If you have arrived at this blog post from a search engine, you probably want some tips on the exam. I’m happy to give some pointers, but it’s a tough exam so don’t expect that reading a few tips will make it easy to pass!

1. Study

There’s no way around it, this is an exam you have to prepare for with good old fashioned cramming from books. And passive reading isn’t going to cut it, you really have to understand. For me, that means sloooooow reading with plenty of time for reflection and wherever possible, application. There’s nothing like real-world use to take lessons to heart.

The exam handbook has a useful reading list. The stand-out book for me is Scrum Alliance Chairman Mike Cohn’s Succeeding with Agile: Software Development Using Scrum. This has a fantastic scope and gives a good grounding in Scrum beyond the basic framework. Read it, then try as much of it as you can in practice. Then read it again. Then read some of the other books.

2. Read related content

I’ve always found that “reading around a subject” – studying content that’s related but not integral – is very effective. Knowing more than you strictly need to somehow makes it a lot easier to understand what you must. It also provides some mental recuperation without completely going off-piste with the latest paranormal romance (which is, by the way, a genre of fiction that really doesn’t need to exist).

Scrum is about people, technology, management, innovation and much more – so there’s plenty of books you can use to “read around”. On my reading list I had Dan Ariely’s Predictably Irrational and David Anderson’s Kanban, as well as a lot of technical tomes. None of those are about Scrum, but do a great deal to put it into context.

Another great way to learn around is to take part in conferences, meet-ups, and other groups. By sharing experiences you can put yourself in the shoes of other practitioners, and gain an appreciation of situations that you have never seen first-hand.

3. It’s Scrum, Jim, but not as we know it

CSP is a Scrum qualification, but the goes well beyond the mechanics of Scrum – a fact well-illustrated by the content outline in the handbook. Knowing the Scrum Guide backwards is the foundation for CSM and Scrum.org’s PSM I, but won’t cut it for CSP.

A good appreciation of Agile as a generic approach and related technical practices are pretty crucial – you need to have really internalised the Agile mindset to quickly (almost instinctively) assess the right approach in different situations.

4. Put it into practice (but don’t get tunnel vision)

I can’t imagine someone passing the exam without getting into the sticky business of doing Scrum/Agile in the real world. In fact, 2,000 hours of Scrum-related work in the past two years are an eligibility requirement. Working as a ScrumMaster is the most obvious position, but any Scrum role (i.e. developer or Product Owner) could in theory provide the right exposure and opportunities.
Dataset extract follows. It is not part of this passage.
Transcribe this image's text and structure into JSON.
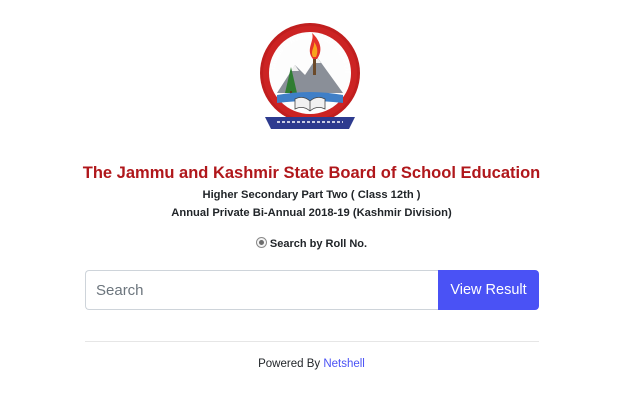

Be careful to use your experience but not be constrained by it. CSP takes a broad view of the Scrum world and your experiences are likely to be narrower, and sometimes in conflict, with what’s best in a broad range of circumstances.
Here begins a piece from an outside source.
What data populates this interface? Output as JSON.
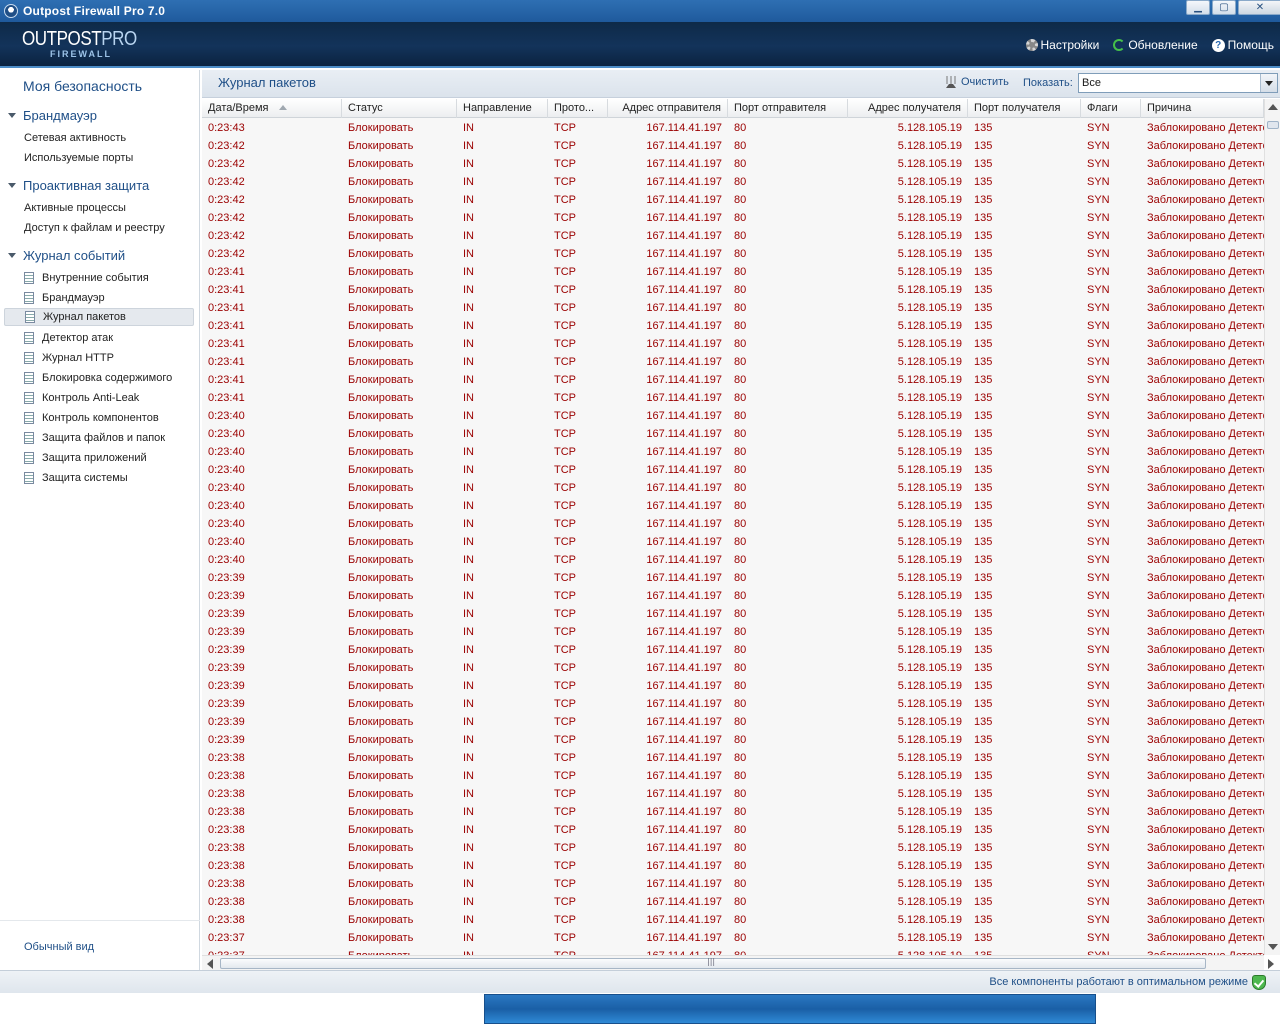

5. General multiple-choice exam tips

The common, time-honoured, advice for multiple choice tests is worth bearing in mind. There’s some good tips in the exam handbook, but the ones I find most useful are:

  • Use a process of elimination. If you aren’t confident of the answer but can eliminate two options, the odds are swung massively in your favour.
  • Take your time, but don’t agonise. Methodically work through the questions and when you have done all you can, move on. Racking your brains is more likely to lead to frustration than the right answer.
  • Take breaks. 150 questions is a lot. You can’t get up and stroll around, but you can close your eyes and relax a few moments at regular intervals. Getting a little breather can help maintain perspective.

Summary

I’ve taken a good few technical exams over the years, but the CSP is very different. You can’t simply cram and regurgitate facts to pass, which is refreshing – but challenging. I initially viewed the CSP with some scepticism but have come to appreciate that an automated exam which fairly assesses a complex, nuanced body of knowledge is quite an achievement, and it really means something to pass.